- **PROBLEM STATEMENT**
Without including any pictures, reproduce all the lines below word for word.

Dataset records
******

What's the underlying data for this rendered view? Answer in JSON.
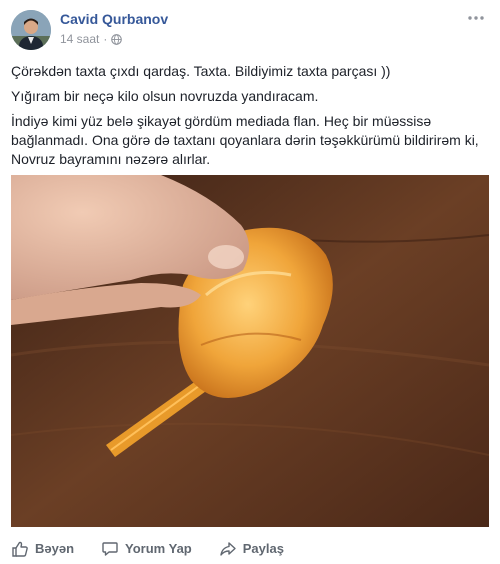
{
  "post": {
    "author": "Cavid Qurbanov",
    "time": "14 saat",
    "separator": "·",
    "paragraphs": [
      "Çörəkdən taxta çıxdı qardaş. Taxta. Bildiyimiz taxta parçası ))",
      "Yığıram bir neçə kilo olsun novruzda yandıracam.",
      "İndiyə kimi yüz belə şikayət gördüm mediada flan. Heç bir müəssisə bağlanmadı. Ona görə də taxtanı qoyanlara dərin təşəkkürümü bildirirəm ki, Novruz bayramını nəzərə alırlar."
    ]
  },
  "actions": {
    "like": "Bəyən",
    "comment": "Yorum Yap",
    "share": "Paylaş"
  },
  "colors": {
    "author": "#365899",
    "meta": "#90949c",
    "action": "#606770",
    "table": "#5a3420"
  }
}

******

- **TASK RESPONSE**
What's the underlying data for this rendered view? Answer in JSON.
{
  "post": {
    "author": "Cavid Qurbanov",
    "time": "14 saat",
    "separator": "·",
    "paragraphs": [
      "Çörəkdən taxta çıxdı qardaş. Taxta. Bildiyimiz taxta parçası ))",
      "Yığıram bir neçə kilo olsun novruzda yandıracam.",
      "İndiyə kimi yüz belə şikayət gördüm mediada flan. Heç bir müəssisə bağlanmadı. Ona görə də taxtanı qoyanlara dərin təşəkkürümü bildirirəm ki, Novruz bayramını nəzərə alırlar."
    ]
  },
  "actions": {
    "like": "Bəyən",
    "comment": "Yorum Yap",
    "share": "Paylaş"
  },
  "colors": {
    "author": "#365899",
    "meta": "#90949c",
    "action": "#606770",
    "table": "#5a3420"
  }
}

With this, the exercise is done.